Just two weeks ago, the US Supreme Court struck down the Defense of Marriage Act, which barred federal recognition of same-sex marriages even if they took place in one of the 13 states or in the federal district where such weddings are legal. In a 5–4 decision, the Court ruled that key sections of the Act were unconstitutional because they deprived same-sex couples of liberties protected by the Fifth Amendment.
Today, Ray Graf and Joe Donahue speak with Commentator and activist Libby Post about yesterday's SCOTUS decisions on DOMA and Prop 8 and then, in the second half of the hour, we speak with Times Union reporter, Jimmy Vielkind, about the NY Legislative session.
In a speech being lauded by environmental activists, yesterday President Barack Obama announced several proposals to limit pollution that is contributing to climate change. The policies include the establishment of carbon pollution standards for power plants and increased funding for clean energy technology over the coming decades.
For reaction to the speech WAMC spoke with Representative Paul Tonko of New York’s 20th District. Before discussing climate change we asked Tonko for his reaction to today’s U.S. Supreme Court ruling invalidating the federal Defense of Marriage Act.
Today’s ruling that struck down the Defense of Marriage Act and overruled Prop 8 brought months of anticipation to a close. Brad Hays is an assistant Professor of Political Science at Union College - he says the "interesting ruling" was expected by people who had been watching the oral arguments closely.
The Supreme Court on Wednesday ruled the Defense of Marriage Act unconstitutional in a narrow 5-4 vote that said the law violated the Fifth Amendment. Massachusetts Congressman Richard Neal says he was happy with the decision.
“I think that we’ve all come to the conclusion that gay marriage does not represent any threat to any institution in America and I, incidentally, must say that I think that this is instructive in terms of American history: the states began the revolution. The court accepted the precedent that had been established by that states,” Neal said.
We've seen two historic rulings today from the U.S. Supreme Court concerning gay marriage - the striking down of the federal Defense of Marriage Act and a ruling clearing the way for same sex marriages to resume in California.
WAMC's Ray Graf spoke with Lynn Faria, deputy executive director with Empire State Pride Agenda, for reaction to the decisions.

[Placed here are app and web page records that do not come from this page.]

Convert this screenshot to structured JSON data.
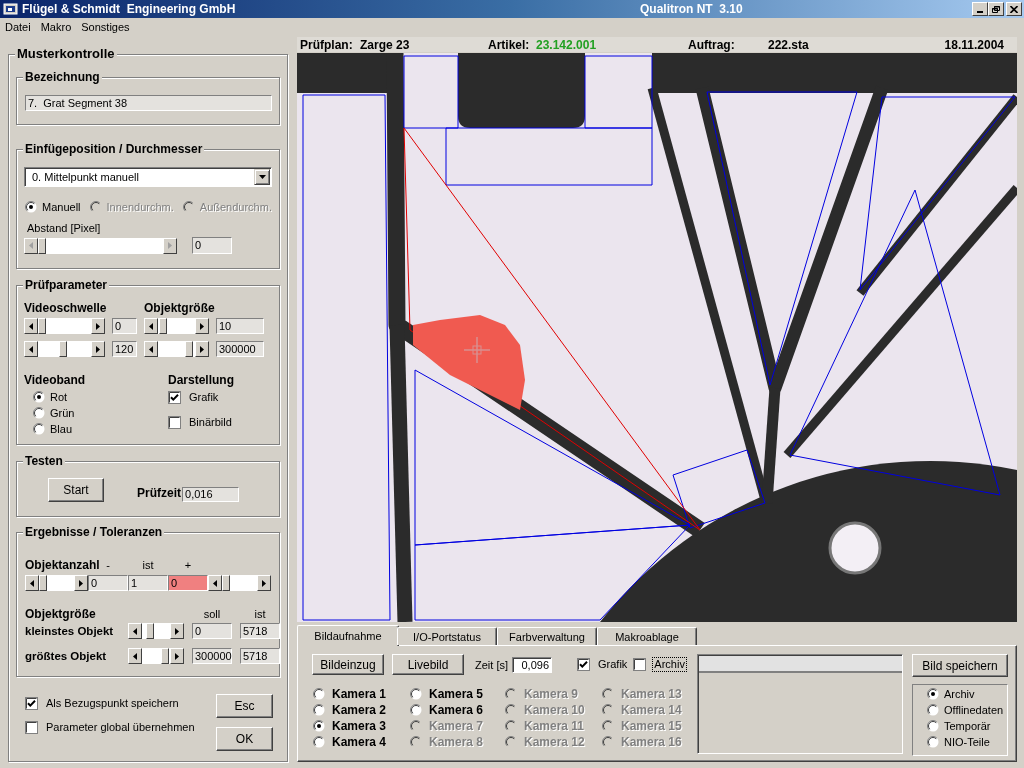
{
  "window": {
    "title": "Flügel & Schmidt  Engineering GmbH",
    "app_title": "Qualitron NT  3.10"
  },
  "menu": [
    "Datei",
    "Makro",
    "Sonstiges"
  ],
  "panel": {
    "title": "Musterkontrolle",
    "name_group": {
      "title": "Bezeichnung",
      "value": "7.  Grat Segment 38"
    },
    "position_group": {
      "title": "Einfügeposition / Durchmesser",
      "dropdown": "0. Mittelpunkt manuell",
      "modes": [
        {
          "label": "Manuell",
          "selected": true,
          "disabled": false
        },
        {
          "label": "Innendurchm.",
          "selected": false,
          "disabled": true
        },
        {
          "label": "Außendurchm.",
          "selected": false,
          "disabled": true
        }
      ],
      "distance": {
        "label": "Abstand [Pixel]",
        "level": 0,
        "disabled": true,
        "value": "0"
      }
    },
    "parameter_group": {
      "title": "Prüfparameter",
      "columns": [
        {
          "label": "Videoschwelle",
          "sliders": [
            {
              "level": 0,
              "value": "0"
            },
            {
              "level": 0.46,
              "value": "120"
            }
          ]
        },
        {
          "label": "Objektgröße",
          "sliders": [
            {
              "level": 0.05,
              "value": "10"
            },
            {
              "level": 0.93,
              "value": "300000"
            }
          ]
        }
      ],
      "videoband": {
        "label": "Videoband",
        "options": [
          {
            "label": "Rot",
            "selected": true
          },
          {
            "label": "Grün",
            "selected": false
          },
          {
            "label": "Blau",
            "selected": false
          }
        ]
      },
      "display": {
        "label": "Darstellung",
        "options": [
          {
            "label": "Grafik",
            "checked": true
          },
          {
            "label": "Binärbild",
            "checked": false
          }
        ]
      }
    },
    "test_group": {
      "title": "Testen",
      "button": "Start",
      "time_label": "Prüfzeit",
      "time_value": "0,016"
    },
    "result_group": {
      "title": "Ergebnisse / Toleranzen",
      "count": {
        "label": "Objektanzahl",
        "headers": [
          "-",
          "ist",
          "+"
        ],
        "min_slider": {
          "level": 0
        },
        "values": [
          {
            "value": "0",
            "alarm": false
          },
          {
            "value": "1",
            "alarm": false
          },
          {
            "value": "0",
            "alarm": true
          }
        ],
        "max_slider": {
          "level": 0
        }
      },
      "size": {
        "label": "Objektgröße",
        "headers": [
          "soll",
          "ist"
        ],
        "rows": [
          {
            "label": "kleinstes Objekt",
            "level": 0.19,
            "target": "0",
            "actual": "5718"
          },
          {
            "label": "größtes Objekt",
            "level": 0.95,
            "target": "300000",
            "actual": "5718"
          }
        ]
      }
    },
    "options": [
      {
        "label": "Als Bezugspunkt speichern",
        "checked": true
      },
      {
        "label": "Parameter global übernehmen",
        "checked": false
      }
    ],
    "buttons": [
      "Esc",
      "OK"
    ]
  },
  "header": {
    "fields": [
      {
        "label": "Prüfplan:",
        "value": "Zarge 23",
        "color": "#000000"
      },
      {
        "label": "Artikel:",
        "value": "23.142.001",
        "color": "#22a022"
      },
      {
        "label": "Auftrag:",
        "value": "222.sta",
        "color": "#000000"
      }
    ],
    "date": "18.11.2004"
  },
  "tabs": [
    {
      "label": "Bildaufnahme",
      "selected": true
    },
    {
      "label": "I/O-Portstatus",
      "selected": false
    },
    {
      "label": "Farbverwaltung",
      "selected": false
    },
    {
      "label": "Makroablage",
      "selected": false
    }
  ],
  "capture": {
    "buttons": [
      "Bildeinzug",
      "Livebild"
    ],
    "time": {
      "label": "Zeit [s]",
      "value": "0,096"
    },
    "checks": [
      {
        "label": "Grafik",
        "checked": true,
        "focused": false
      },
      {
        "label": "Archiv",
        "checked": false,
        "focused": true
      }
    ],
    "cameras": [
      {
        "label": "Kamera 1",
        "selected": false,
        "disabled": false
      },
      {
        "label": "Kamera 2",
        "selected": false,
        "disabled": false
      },
      {
        "label": "Kamera 3",
        "selected": true,
        "disabled": false
      },
      {
        "label": "Kamera 4",
        "selected": false,
        "disabled": false
      },
      {
        "label": "Kamera 5",
        "selected": false,
        "disabled": false
      },
      {
        "label": "Kamera 6",
        "selected": false,
        "disabled": false
      },
      {
        "label": "Kamera 7",
        "selected": false,
        "disabled": true
      },
      {
        "label": "Kamera 8",
        "selected": false,
        "disabled": true
      },
      {
        "label": "Kamera 9",
        "selected": false,
        "disabled": true
      },
      {
        "label": "Kamera 10",
        "selected": false,
        "disabled": true
      },
      {
        "label": "Kamera 11",
        "selected": false,
        "disabled": true
      },
      {
        "label": "Kamera 12",
        "selected": false,
        "disabled": true
      },
      {
        "label": "Kamera 13",
        "selected": false,
        "disabled": true
      },
      {
        "label": "Kamera 14",
        "selected": false,
        "disabled": true
      },
      {
        "label": "Kamera 15",
        "selected": false,
        "disabled": true
      },
      {
        "label": "Kamera 16",
        "selected": false,
        "disabled": true
      }
    ],
    "save_button": "Bild speichern",
    "targets": [
      {
        "label": "Archiv",
        "selected": true
      },
      {
        "label": "Offlinedaten",
        "selected": false
      },
      {
        "label": "Temporär",
        "selected": false
      },
      {
        "label": "NIO-Teile",
        "selected": false
      }
    ]
  }
}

Several lower courts have ruled against it, saying it is un-constitutional, but the nation’s highest court will take up a challenge to the Defense of Marriage Act, a law passed by congress in 1996 that defines marriage as between one man and one woman. New York is among a handful of states that have legalized same sex marriage, and the decision by the U.S. Supreme Court will be watched very closely in New York. George Simpson, spokesman for Empire State Pride Agenda, spoke about the issues under review by the court with WAMC’s Brian Shields.